But as strong gusts create spindrifts on the water and the current becomes overpowering, I’m forced to ask my guide, Will, a 23-year old Scot who spent three months kayaking around the coast of Scotland, for help.
Exhausted and bedraggled, I make it to our wild camping spot for the night, and stumble up a hill for a view of the Tyndall Glacier. Will tells me the nearest person is 40km away, a hermit gaucho who lives in the park.
After a cold and rainy night, my spirits are lifted as we kayak towards the Serrano Glacier, weaving through an obstacle course of ice floes.
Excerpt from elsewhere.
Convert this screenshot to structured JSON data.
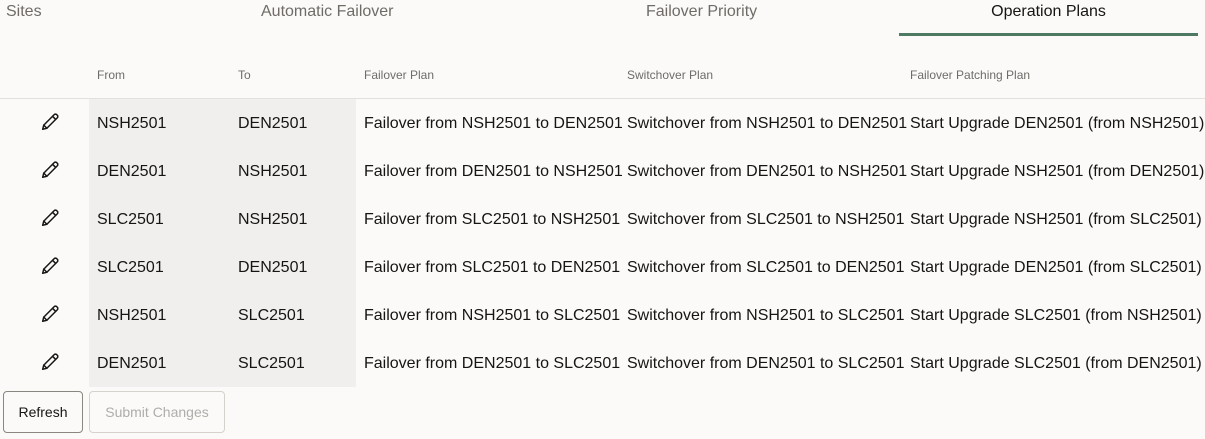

A passenger ferry carries us and the kayaks for the remaining journey back to the town of Puerto Natales, and Will tells me of his plan to one day jump off the boat in a dry suit, swim ashore and trek across the mountains, sleeping in snow holes. Tracing the route line with his index finger, he’s already imagining the possibilities for adventure.
Looking at the same snow-covered, jagged ridgeline, all I can see is difficulty, discomfort and potential danger.
But I do also recognise its beauty.
That’s one view every visitor to Patagonia - no matter where they might be standing - can share.
• Sarah Marshall was a guest of Swoop Patagonia who offers a 12-day wildlife and adventure trip to Torres del Paine, Patagonia, including private guide and transport, two nights (full board) at Estancia Cerro Guido, five nights supported camping in and around the park, a two day kayak trip with overnight camping and two nights in Puerto Natales, from £2,950 per person. Flights extra. Visit www.swoop-patagonia.co.uk or call 0117 369 0196